===== Data under study

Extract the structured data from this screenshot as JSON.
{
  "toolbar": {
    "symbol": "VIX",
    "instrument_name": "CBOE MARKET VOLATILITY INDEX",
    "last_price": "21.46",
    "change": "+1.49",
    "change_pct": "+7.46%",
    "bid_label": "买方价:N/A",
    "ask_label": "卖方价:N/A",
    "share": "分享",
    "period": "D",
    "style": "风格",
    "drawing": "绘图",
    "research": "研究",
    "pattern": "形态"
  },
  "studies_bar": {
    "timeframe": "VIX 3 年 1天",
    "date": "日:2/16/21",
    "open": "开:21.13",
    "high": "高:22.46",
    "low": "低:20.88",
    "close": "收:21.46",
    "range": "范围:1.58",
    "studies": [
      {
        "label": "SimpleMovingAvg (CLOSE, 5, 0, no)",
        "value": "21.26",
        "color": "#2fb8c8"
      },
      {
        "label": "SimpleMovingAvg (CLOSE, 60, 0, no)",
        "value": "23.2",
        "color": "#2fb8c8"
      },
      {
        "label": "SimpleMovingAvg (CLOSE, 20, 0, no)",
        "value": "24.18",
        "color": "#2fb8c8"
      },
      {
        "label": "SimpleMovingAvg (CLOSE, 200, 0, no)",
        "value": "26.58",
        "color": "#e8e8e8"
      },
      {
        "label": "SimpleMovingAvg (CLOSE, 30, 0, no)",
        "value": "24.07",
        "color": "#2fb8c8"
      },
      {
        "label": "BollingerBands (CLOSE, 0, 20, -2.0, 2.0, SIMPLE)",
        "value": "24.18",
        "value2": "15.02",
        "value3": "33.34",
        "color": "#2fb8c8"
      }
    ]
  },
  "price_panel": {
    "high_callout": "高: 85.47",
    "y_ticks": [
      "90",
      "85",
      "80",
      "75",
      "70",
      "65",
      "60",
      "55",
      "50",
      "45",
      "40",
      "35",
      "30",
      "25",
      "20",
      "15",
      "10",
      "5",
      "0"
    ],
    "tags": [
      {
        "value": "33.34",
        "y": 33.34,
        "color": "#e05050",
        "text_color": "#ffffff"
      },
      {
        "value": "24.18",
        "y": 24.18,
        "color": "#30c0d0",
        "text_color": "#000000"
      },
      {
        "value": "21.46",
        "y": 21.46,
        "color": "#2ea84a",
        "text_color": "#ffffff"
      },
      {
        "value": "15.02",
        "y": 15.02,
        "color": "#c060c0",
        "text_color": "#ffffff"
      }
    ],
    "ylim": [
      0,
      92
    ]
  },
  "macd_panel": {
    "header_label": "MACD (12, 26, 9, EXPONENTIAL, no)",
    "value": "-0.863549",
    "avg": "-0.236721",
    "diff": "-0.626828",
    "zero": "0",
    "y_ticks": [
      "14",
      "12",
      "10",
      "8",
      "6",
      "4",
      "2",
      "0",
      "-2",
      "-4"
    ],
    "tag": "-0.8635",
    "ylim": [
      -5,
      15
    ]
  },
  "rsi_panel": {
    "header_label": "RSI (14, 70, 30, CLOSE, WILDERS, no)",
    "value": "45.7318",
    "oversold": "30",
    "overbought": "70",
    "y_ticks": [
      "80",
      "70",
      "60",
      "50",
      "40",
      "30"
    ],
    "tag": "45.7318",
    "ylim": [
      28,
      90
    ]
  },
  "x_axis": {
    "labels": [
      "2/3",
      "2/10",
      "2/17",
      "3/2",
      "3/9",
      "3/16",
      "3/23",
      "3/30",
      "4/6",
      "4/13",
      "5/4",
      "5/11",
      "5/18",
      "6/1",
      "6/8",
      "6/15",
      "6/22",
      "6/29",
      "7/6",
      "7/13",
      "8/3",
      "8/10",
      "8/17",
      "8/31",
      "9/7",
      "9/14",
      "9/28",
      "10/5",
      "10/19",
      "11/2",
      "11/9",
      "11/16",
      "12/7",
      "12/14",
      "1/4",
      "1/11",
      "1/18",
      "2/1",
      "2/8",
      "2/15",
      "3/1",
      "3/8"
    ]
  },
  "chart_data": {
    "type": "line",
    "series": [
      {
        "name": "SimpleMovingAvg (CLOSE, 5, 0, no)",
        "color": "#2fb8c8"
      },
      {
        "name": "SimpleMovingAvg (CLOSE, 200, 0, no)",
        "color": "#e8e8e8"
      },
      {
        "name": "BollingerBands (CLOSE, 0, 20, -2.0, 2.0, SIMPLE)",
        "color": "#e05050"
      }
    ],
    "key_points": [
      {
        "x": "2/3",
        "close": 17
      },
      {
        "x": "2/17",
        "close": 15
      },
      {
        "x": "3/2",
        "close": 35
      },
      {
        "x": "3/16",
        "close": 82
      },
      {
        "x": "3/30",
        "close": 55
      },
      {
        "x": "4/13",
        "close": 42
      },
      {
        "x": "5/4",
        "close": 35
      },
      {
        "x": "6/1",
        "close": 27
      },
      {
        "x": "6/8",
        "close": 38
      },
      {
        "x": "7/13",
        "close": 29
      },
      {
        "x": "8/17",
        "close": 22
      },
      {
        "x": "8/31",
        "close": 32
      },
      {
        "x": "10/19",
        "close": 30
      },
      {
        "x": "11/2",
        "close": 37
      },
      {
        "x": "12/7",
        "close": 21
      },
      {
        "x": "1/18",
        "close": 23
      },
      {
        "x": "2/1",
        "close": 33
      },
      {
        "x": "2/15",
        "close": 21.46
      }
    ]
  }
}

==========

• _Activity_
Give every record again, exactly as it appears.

• _Response to the task_
Extract the structured data from this screenshot as JSON.
{
  "toolbar": {
    "symbol": "VIX",
    "instrument_name": "CBOE MARKET VOLATILITY INDEX",
    "last_price": "21.46",
    "change": "+1.49",
    "change_pct": "+7.46%",
    "bid_label": "买方价:N/A",
    "ask_label": "卖方价:N/A",
    "share": "分享",
    "period": "D",
    "style": "风格",
    "drawing": "绘图",
    "research": "研究",
    "pattern": "形态"
  },
  "studies_bar": {
    "timeframe": "VIX 3 年 1天",
    "date": "日:2/16/21",
    "open": "开:21.13",
    "high": "高:22.46",
    "low": "低:20.88",
    "close": "收:21.46",
    "range": "范围:1.58",
    "studies": [
      {
        "label": "SimpleMovingAvg (CLOSE, 5, 0, no)",
        "value": "21.26",
        "color": "#2fb8c8"
      },
      {
        "label": "SimpleMovingAvg (CLOSE, 60, 0, no)",
        "value": "23.2",
        "color": "#2fb8c8"
      },
      {
        "label": "SimpleMovingAvg (CLOSE, 20, 0, no)",
        "value": "24.18",
        "color": "#2fb8c8"
      },
      {
        "label": "SimpleMovingAvg (CLOSE, 200, 0, no)",
        "value": "26.58",
        "color": "#e8e8e8"
      },
      {
        "label": "SimpleMovingAvg (CLOSE, 30, 0, no)",
        "value": "24.07",
        "color": "#2fb8c8"
      },
      {
        "label": "BollingerBands (CLOSE, 0, 20, -2.0, 2.0, SIMPLE)",
        "value": "24.18",
        "value2": "15.02",
        "value3": "33.34",
        "color": "#2fb8c8"
      }
    ]
  },
  "price_panel": {
    "high_callout": "高: 85.47",
    "y_ticks": [
      "90",
      "85",
      "80",
      "75",
      "70",
      "65",
      "60",
      "55",
      "50",
      "45",
      "40",
      "35",
      "30",
      "25",
      "20",
      "15",
      "10",
      "5",
      "0"
    ],
    "tags": [
      {
        "value": "33.34",
        "y": 33.34,
        "color": "#e05050",
        "text_color": "#ffffff"
      },
      {
        "value": "24.18",
        "y": 24.18,
        "color": "#30c0d0",
        "text_color": "#000000"
      },
      {
        "value": "21.46",
        "y": 21.46,
        "color": "#2ea84a",
        "text_color": "#ffffff"
      },
      {
        "value": "15.02",
        "y": 15.02,
        "color": "#c060c0",
        "text_color": "#ffffff"
      }
    ],
    "ylim": [
      0,
      92
    ]
  },
  "macd_panel": {
    "header_label": "MACD (12, 26, 9, EXPONENTIAL, no)",
    "value": "-0.863549",
    "avg": "-0.236721",
    "diff": "-0.626828",
    "zero": "0",
    "y_ticks": [
      "14",
      "12",
      "10",
      "8",
      "6",
      "4",
      "2",
      "0",
      "-2",
      "-4"
    ],
    "tag": "-0.8635",
    "ylim": [
      -5,
      15
    ]
  },
  "rsi_panel": {
    "header_label": "RSI (14, 70, 30, CLOSE, WILDERS, no)",
    "value": "45.7318",
    "oversold": "30",
    "overbought": "70",
    "y_ticks": [
      "80",
      "70",
      "60",
      "50",
      "40",
      "30"
    ],
    "tag": "45.7318",
    "ylim": [
      28,
      90
    ]
  },
  "x_axis": {
    "labels": [
      "2/3",
      "2/10",
      "2/17",
      "3/2",
      "3/9",
      "3/16",
      "3/23",
      "3/30",
      "4/6",
      "4/13",
      "5/4",
      "5/11",
      "5/18",
      "6/1",
      "6/8",
      "6/15",
      "6/22",
      "6/29",
      "7/6",
      "7/13",
      "8/3",
      "8/10",
      "8/17",
      "8/31",
      "9/7",
      "9/14",
      "9/28",
      "10/5",
      "10/19",
      "11/2",
      "11/9",
      "11/16",
      "12/7",
      "12/14",
      "1/4",
      "1/11",
      "1/18",
      "2/1",
      "2/8",
      "2/15",
      "3/1",
      "3/8"
    ]
  },
  "chart_data": {
    "type": "line",
    "series": [
      {
        "name": "SimpleMovingAvg (CLOSE, 5, 0, no)",
        "color": "#2fb8c8"
      },
      {
        "name": "SimpleMovingAvg (CLOSE, 200, 0, no)",
        "color": "#e8e8e8"
      },
      {
        "name": "BollingerBands (CLOSE, 0, 20, -2.0, 2.0, SIMPLE)",
        "color": "#e05050"
      }
    ],
    "key_points": [
      {
        "x": "2/3",
        "close": 17
      },
      {
        "x": "2/17",
        "close": 15
      },
      {
        "x": "3/2",
        "close": 35
      },
      {
        "x": "3/16",
        "close": 82
      },
      {
        "x": "3/30",
        "close": 55
      },
      {
        "x": "4/13",
        "close": 42
      },
      {
        "x": "5/4",
        "close": 35
      },
      {
        "x": "6/1",
        "close": 27
      },
      {
        "x": "6/8",
        "close": 38
      },
      {
        "x": "7/13",
        "close": 29
      },
      {
        "x": "8/17",
        "close": 22
      },
      {
        "x": "8/31",
        "close": 32
      },
      {
        "x": "10/19",
        "close": 30
      },
      {
        "x": "11/2",
        "close": 37
      },
      {
        "x": "12/7",
        "close": 21
      },
      {
        "x": "1/18",
        "close": 23
      },
      {
        "x": "2/1",
        "close": 33
      },
      {
        "x": "2/15",
        "close": 21.46
      }
    ]
  }
}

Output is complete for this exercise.